Time and perceptual time

July 21, 2012

I’ve spent a lot of time (!) thinking about time in the last few weeks. Not that I’m serving time At Her Majesty’s Pleasure, as they say or anything like that, but on the nature of time, or rather on the nature of the neural construction of perceptual time. I even went as far as submitting a paper to the Artificial General Intelligence forthcoming at the end of the year in Oxford UK, about it. It’s one aspect of perception, and one that’s largely ignored.

To put it simply, perceptual time is related to physical time, but is different from it. In a similar way, perceptual reality is related to physical reality, but again, is different from it. The nature of these differences leads one initially into perceptual Psychology, but eventually into the murky realms of 1st person science, otherwise the realm of philosophy or perhaps theology. And that’s where it becomes tricky. But it’s still important, particularly for any system that would like to call itself sentient, or even (artificially) intelligent – hence the submission to AGI2012.

Yet there’s a huge set of possibilities there. Why the particular nature of human time perception? Earlier work suggests at least two levels of human perpetual time, one at about 40 to 50 ms, which might be thought of as an instant, and one at about 3 seconds, which one might think of as the “present instant” (discussed further in the paper). Is it different for other animals?

Is it the same for all humans? Might there be other entities out there with different views of time? our perhaps we already interact with other living entities with different view of time, like insects, or Gaia?

And if we met alien life systems would we even recognise them as such if their view of time was very different fom ours? Indeed, one might consider whole cultures and their view of the cultural present, which takes one into quite different areas of philosophy, and perhaps provides a novel perspective on the effects of the movement from oral additions, to written cultures, to the spread of mass literacy, to digital cultures and the spread of the immediate availability of huge volumes of cultural context. Perhaps for another day, perhaps for discussion with AKL!

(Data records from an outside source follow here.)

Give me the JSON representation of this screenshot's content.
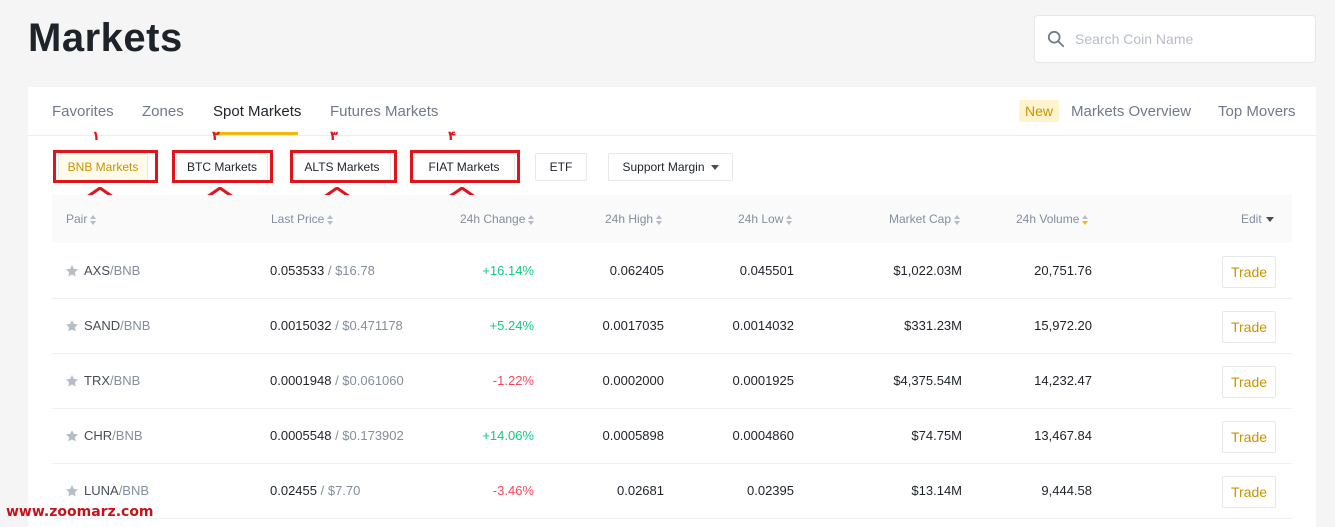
{
  "header": {
    "title": "Markets",
    "search_placeholder": "Search Coin Name"
  },
  "tabs": [
    {
      "label": "Favorites"
    },
    {
      "label": "Zones"
    },
    {
      "label": "Spot Markets"
    },
    {
      "label": "Futures Markets"
    }
  ],
  "right_tabs": {
    "new_badge": "New",
    "markets_overview": "Markets Overview",
    "top_movers": "Top Movers"
  },
  "market_buttons": [
    {
      "label": "BNB Markets"
    },
    {
      "label": "BTC Markets"
    },
    {
      "label": "ALTS Markets"
    },
    {
      "label": "FIAT Markets"
    },
    {
      "label": "ETF"
    },
    {
      "label": "Support Margin"
    }
  ],
  "annotation_numbers": [
    "١",
    "٢",
    "٣",
    "۴"
  ],
  "columns": {
    "pair": "Pair",
    "last_price": "Last Price",
    "change": "24h Change",
    "high": "24h High",
    "low": "24h Low",
    "market_cap": "Market Cap",
    "volume": "24h Volume",
    "edit": "Edit"
  },
  "rows": [
    {
      "base": "AXS",
      "quote": "/BNB",
      "price": "0.053533",
      "usd": " / $16.78",
      "change": "+16.14%",
      "high": "0.062405",
      "low": "0.045501",
      "cap": "$1,022.03M",
      "volume": "20,751.76",
      "trade": "Trade"
    },
    {
      "base": "SAND",
      "quote": "/BNB",
      "price": "0.0015032",
      "usd": " / $0.471178",
      "change": "+5.24%",
      "high": "0.0017035",
      "low": "0.0014032",
      "cap": "$331.23M",
      "volume": "15,972.20",
      "trade": "Trade"
    },
    {
      "base": "TRX",
      "quote": "/BNB",
      "price": "0.0001948",
      "usd": " / $0.061060",
      "change": "-1.22%",
      "high": "0.0002000",
      "low": "0.0001925",
      "cap": "$4,375.54M",
      "volume": "14,232.47",
      "trade": "Trade"
    },
    {
      "base": "CHR",
      "quote": "/BNB",
      "price": "0.0005548",
      "usd": " / $0.173902",
      "change": "+14.06%",
      "high": "0.0005898",
      "low": "0.0004860",
      "cap": "$74.75M",
      "volume": "13,467.84",
      "trade": "Trade"
    },
    {
      "base": "LUNA",
      "quote": "/BNB",
      "price": "0.02455",
      "usd": " / $7.70",
      "change": "-3.46%",
      "high": "0.02681",
      "low": "0.02395",
      "cap": "$13.14M",
      "volume": "9,444.58",
      "trade": "Trade"
    }
  ],
  "colors": {
    "accent": "#f0b90b",
    "positive": "#0ecb81",
    "negative": "#f6465d",
    "annotation": "#e0141b"
  },
  "watermark": "www.zoomarz.com"
}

Another issue is whether we would even recognise living entities elsewhere in the universe if their perceptual was sufficiently ddifferent from ours. But that’s matter perhaps for a story. Yet, particularly after finishing Mieville’s Embassytown, I was left wondering if the way forward for this line of reasoning was perhaps to try to write it as a story, rather than as a scientific paper: the ideas are not really suitable for a presentation with results and graphs, nor yet for a mathematical equational approach!